▶ _Task to carry out_
Return every line below exactly, leaving nothing out.

(Entries from a dataset of interfaces)
++++++

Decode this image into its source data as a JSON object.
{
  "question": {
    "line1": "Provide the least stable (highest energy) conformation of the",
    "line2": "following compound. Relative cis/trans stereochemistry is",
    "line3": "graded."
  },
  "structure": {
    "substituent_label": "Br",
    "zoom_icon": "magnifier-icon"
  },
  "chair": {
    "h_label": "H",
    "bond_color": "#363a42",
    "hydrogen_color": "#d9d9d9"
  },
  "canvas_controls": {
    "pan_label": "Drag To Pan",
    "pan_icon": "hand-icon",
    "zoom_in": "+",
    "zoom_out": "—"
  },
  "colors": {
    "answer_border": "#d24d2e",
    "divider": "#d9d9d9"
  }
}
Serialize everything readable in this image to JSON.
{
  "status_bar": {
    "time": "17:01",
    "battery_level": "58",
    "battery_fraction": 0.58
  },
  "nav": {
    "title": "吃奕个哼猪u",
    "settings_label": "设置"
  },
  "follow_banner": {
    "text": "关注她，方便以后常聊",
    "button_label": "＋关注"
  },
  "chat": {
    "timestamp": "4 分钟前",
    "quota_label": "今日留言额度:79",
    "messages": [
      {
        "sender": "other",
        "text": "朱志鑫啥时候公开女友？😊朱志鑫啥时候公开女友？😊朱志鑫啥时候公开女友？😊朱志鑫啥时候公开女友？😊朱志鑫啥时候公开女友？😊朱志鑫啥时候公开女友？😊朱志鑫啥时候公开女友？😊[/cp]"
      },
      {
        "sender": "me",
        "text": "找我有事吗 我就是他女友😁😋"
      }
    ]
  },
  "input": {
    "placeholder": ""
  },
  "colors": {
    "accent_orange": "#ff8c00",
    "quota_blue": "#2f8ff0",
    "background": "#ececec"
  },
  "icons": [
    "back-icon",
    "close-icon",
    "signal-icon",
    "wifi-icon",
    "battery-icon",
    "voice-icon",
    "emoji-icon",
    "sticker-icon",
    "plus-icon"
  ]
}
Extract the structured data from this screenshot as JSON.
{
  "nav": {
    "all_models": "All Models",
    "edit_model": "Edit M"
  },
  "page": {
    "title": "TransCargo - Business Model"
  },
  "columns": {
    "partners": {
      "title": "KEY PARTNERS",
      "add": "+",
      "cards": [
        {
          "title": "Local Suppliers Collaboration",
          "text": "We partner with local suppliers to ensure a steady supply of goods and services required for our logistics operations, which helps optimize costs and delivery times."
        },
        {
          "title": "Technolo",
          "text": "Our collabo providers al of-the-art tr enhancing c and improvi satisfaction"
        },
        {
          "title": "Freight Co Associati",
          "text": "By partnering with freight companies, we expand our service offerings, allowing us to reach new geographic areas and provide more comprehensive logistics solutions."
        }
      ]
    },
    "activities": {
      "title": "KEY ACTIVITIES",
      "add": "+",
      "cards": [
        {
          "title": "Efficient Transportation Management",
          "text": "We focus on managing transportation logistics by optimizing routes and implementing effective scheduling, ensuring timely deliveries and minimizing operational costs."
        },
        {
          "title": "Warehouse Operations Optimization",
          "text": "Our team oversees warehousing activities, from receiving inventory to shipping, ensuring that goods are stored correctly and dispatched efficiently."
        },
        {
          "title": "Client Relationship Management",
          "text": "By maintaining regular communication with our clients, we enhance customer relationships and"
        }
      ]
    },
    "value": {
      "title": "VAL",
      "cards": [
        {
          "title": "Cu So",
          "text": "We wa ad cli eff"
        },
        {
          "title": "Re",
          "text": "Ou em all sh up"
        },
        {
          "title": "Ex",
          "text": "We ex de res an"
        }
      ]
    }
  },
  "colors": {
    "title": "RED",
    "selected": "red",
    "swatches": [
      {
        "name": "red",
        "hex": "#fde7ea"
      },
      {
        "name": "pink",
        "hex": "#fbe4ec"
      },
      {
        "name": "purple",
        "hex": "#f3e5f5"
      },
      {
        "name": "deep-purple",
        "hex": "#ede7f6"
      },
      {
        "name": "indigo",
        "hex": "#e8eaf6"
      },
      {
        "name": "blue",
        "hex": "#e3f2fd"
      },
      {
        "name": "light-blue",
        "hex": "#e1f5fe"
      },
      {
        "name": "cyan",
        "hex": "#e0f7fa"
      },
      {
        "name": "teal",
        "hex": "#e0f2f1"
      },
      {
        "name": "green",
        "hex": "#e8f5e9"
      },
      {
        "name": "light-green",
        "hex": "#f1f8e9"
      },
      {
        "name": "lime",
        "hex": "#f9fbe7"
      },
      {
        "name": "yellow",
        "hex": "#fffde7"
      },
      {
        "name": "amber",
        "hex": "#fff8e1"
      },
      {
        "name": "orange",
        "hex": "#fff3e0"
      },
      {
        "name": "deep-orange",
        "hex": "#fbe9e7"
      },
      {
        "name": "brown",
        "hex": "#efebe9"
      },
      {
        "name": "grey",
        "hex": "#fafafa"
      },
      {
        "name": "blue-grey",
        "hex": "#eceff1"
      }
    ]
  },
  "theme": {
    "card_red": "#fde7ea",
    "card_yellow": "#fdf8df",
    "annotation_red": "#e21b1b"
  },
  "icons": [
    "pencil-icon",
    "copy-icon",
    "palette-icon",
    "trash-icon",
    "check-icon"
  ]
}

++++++

▶ _Expected output_
Decode this image into its source data as a JSON object.
{
  "question": {
    "line1": "Provide the least stable (highest energy) conformation of the",
    "line2": "following compound. Relative cis/trans stereochemistry is",
    "line3": "graded."
  },
  "structure": {
    "substituent_label": "Br",
    "zoom_icon": "magnifier-icon"
  },
  "chair": {
    "h_label": "H",
    "bond_color": "#363a42",
    "hydrogen_color": "#d9d9d9"
  },
  "canvas_controls": {
    "pan_label": "Drag To Pan",
    "pan_icon": "hand-icon",
    "zoom_in": "+",
    "zoom_out": "—"
  },
  "colors": {
    "answer_border": "#d24d2e",
    "divider": "#d9d9d9"
  }
}
Serialize everything readable in this image to JSON.
{
  "status_bar": {
    "time": "17:01",
    "battery_level": "58",
    "battery_fraction": 0.58
  },
  "nav": {
    "title": "吃奕个哼猪u",
    "settings_label": "设置"
  },
  "follow_banner": {
    "text": "关注她，方便以后常聊",
    "button_label": "＋关注"
  },
  "chat": {
    "timestamp": "4 分钟前",
    "quota_label": "今日留言额度:79",
    "messages": [
      {
        "sender": "other",
        "text": "朱志鑫啥时候公开女友？😊朱志鑫啥时候公开女友？😊朱志鑫啥时候公开女友？😊朱志鑫啥时候公开女友？😊朱志鑫啥时候公开女友？😊朱志鑫啥时候公开女友？😊朱志鑫啥时候公开女友？😊[/cp]"
      },
      {
        "sender": "me",
        "text": "找我有事吗 我就是他女友😁😋"
      }
    ]
  },
  "input": {
    "placeholder": ""
  },
  "colors": {
    "accent_orange": "#ff8c00",
    "quota_blue": "#2f8ff0",
    "background": "#ececec"
  },
  "icons": [
    "back-icon",
    "close-icon",
    "signal-icon",
    "wifi-icon",
    "battery-icon",
    "voice-icon",
    "emoji-icon",
    "sticker-icon",
    "plus-icon"
  ]
}
Extract the structured data from this screenshot as JSON.
{
  "nav": {
    "all_models": "All Models",
    "edit_model": "Edit M"
  },
  "page": {
    "title": "TransCargo - Business Model"
  },
  "columns": {
    "partners": {
      "title": "KEY PARTNERS",
      "add": "+",
      "cards": [
        {
          "title": "Local Suppliers Collaboration",
          "text": "We partner with local suppliers to ensure a steady supply of goods and services required for our logistics operations, which helps optimize costs and delivery times."
        },
        {
          "title": "Technolo",
          "text": "Our collabo providers al of-the-art tr enhancing c and improvi satisfaction"
        },
        {
          "title": "Freight Co Associati",
          "text": "By partnering with freight companies, we expand our service offerings, allowing us to reach new geographic areas and provide more comprehensive logistics solutions."
        }
      ]
    },
    "activities": {
      "title": "KEY ACTIVITIES",
      "add": "+",
      "cards": [
        {
          "title": "Efficient Transportation Management",
          "text": "We focus on managing transportation logistics by optimizing routes and implementing effective scheduling, ensuring timely deliveries and minimizing operational costs."
        },
        {
          "title": "Warehouse Operations Optimization",
          "text": "Our team oversees warehousing activities, from receiving inventory to shipping, ensuring that goods are stored correctly and dispatched efficiently."
        },
        {
          "title": "Client Relationship Management",
          "text": "By maintaining regular communication with our clients, we enhance customer relationships and"
        }
      ]
    },
    "value": {
      "title": "VAL",
      "cards": [
        {
          "title": "Cu So",
          "text": "We wa ad cli eff"
        },
        {
          "title": "Re",
          "text": "Ou em all sh up"
        },
        {
          "title": "Ex",
          "text": "We ex de res an"
        }
      ]
    }
  },
  "colors": {
    "title": "RED",
    "selected": "red",
    "swatches": [
      {
        "name": "red",
        "hex": "#fde7ea"
      },
      {
        "name": "pink",
        "hex": "#fbe4ec"
      },
      {
        "name": "purple",
        "hex": "#f3e5f5"
      },
      {
        "name": "deep-purple",
        "hex": "#ede7f6"
      },
      {
        "name": "indigo",
        "hex": "#e8eaf6"
      },
      {
        "name": "blue",
        "hex": "#e3f2fd"
      },
      {
        "name": "light-blue",
        "hex": "#e1f5fe"
      },
      {
        "name": "cyan",
        "hex": "#e0f7fa"
      },
      {
        "name": "teal",
        "hex": "#e0f2f1"
      },
      {
        "name": "green",
        "hex": "#e8f5e9"
      },
      {
        "name": "light-green",
        "hex": "#f1f8e9"
      },
      {
        "name": "lime",
        "hex": "#f9fbe7"
      },
      {
        "name": "yellow",
        "hex": "#fffde7"
      },
      {
        "name": "amber",
        "hex": "#fff8e1"
      },
      {
        "name": "orange",
        "hex": "#fff3e0"
      },
      {
        "name": "deep-orange",
        "hex": "#fbe9e7"
      },
      {
        "name": "brown",
        "hex": "#efebe9"
      },
      {
        "name": "grey",
        "hex": "#fafafa"
      },
      {
        "name": "blue-grey",
        "hex": "#eceff1"
      }
    ]
  },
  "theme": {
    "card_red": "#fde7ea",
    "card_yellow": "#fdf8df",
    "annotation_red": "#e21b1b"
  },
  "icons": [
    "pencil-icon",
    "copy-icon",
    "palette-icon",
    "trash-icon",
    "check-icon"
  ]
}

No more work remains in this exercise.